### Data records for software interfaces:
+ + +

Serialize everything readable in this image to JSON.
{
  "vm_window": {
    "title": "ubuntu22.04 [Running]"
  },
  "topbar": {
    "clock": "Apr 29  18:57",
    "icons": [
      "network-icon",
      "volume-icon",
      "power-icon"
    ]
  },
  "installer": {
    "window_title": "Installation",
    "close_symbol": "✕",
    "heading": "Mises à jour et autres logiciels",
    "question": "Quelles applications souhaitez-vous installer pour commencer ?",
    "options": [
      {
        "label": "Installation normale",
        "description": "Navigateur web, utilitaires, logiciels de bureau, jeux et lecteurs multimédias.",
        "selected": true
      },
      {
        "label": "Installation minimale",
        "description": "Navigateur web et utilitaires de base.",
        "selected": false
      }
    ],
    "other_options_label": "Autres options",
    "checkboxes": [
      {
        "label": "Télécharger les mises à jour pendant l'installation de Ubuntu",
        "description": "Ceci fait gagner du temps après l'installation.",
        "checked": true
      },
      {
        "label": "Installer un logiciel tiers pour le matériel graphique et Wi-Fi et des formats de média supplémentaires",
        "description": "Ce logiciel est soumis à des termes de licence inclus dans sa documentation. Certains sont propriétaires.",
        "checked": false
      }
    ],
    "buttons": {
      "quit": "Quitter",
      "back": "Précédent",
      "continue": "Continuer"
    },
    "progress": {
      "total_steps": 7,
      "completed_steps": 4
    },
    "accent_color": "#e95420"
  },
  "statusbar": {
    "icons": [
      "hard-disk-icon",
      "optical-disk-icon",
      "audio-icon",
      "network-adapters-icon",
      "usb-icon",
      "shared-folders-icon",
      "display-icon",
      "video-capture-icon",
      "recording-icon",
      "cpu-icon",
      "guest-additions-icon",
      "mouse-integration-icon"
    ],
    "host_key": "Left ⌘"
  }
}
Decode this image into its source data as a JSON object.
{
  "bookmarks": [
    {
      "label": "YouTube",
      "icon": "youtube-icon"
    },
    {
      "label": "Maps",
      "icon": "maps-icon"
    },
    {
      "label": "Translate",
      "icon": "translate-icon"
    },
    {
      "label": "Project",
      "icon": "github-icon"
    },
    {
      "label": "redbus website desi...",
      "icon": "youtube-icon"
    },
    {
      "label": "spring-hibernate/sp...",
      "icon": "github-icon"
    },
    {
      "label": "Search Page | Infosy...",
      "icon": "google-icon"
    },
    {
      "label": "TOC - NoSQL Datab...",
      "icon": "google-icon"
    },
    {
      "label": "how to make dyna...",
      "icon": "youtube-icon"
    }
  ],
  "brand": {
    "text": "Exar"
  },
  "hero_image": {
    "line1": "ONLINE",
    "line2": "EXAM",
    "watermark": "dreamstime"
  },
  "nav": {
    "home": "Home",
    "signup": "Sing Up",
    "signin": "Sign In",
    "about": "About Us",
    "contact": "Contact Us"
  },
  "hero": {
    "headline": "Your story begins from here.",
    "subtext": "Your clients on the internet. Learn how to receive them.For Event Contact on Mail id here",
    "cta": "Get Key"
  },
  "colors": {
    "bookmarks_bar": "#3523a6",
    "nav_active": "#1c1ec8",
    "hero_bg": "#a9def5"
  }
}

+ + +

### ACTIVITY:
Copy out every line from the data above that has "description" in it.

### ANSWER FOR THIS EXERCISE:
        "description": "Navigateur web, utilitaires, logiciels de bureau, jeux et lecteurs multimédias.",
        "description": "Navigateur web et utilitaires de base.",
        "description": "Ceci fait gagner du temps après l'installation.",
        "description": "Ce logiciel est soumis à des termes de licence inclus dans sa documentation. Certains sont propriétaires.",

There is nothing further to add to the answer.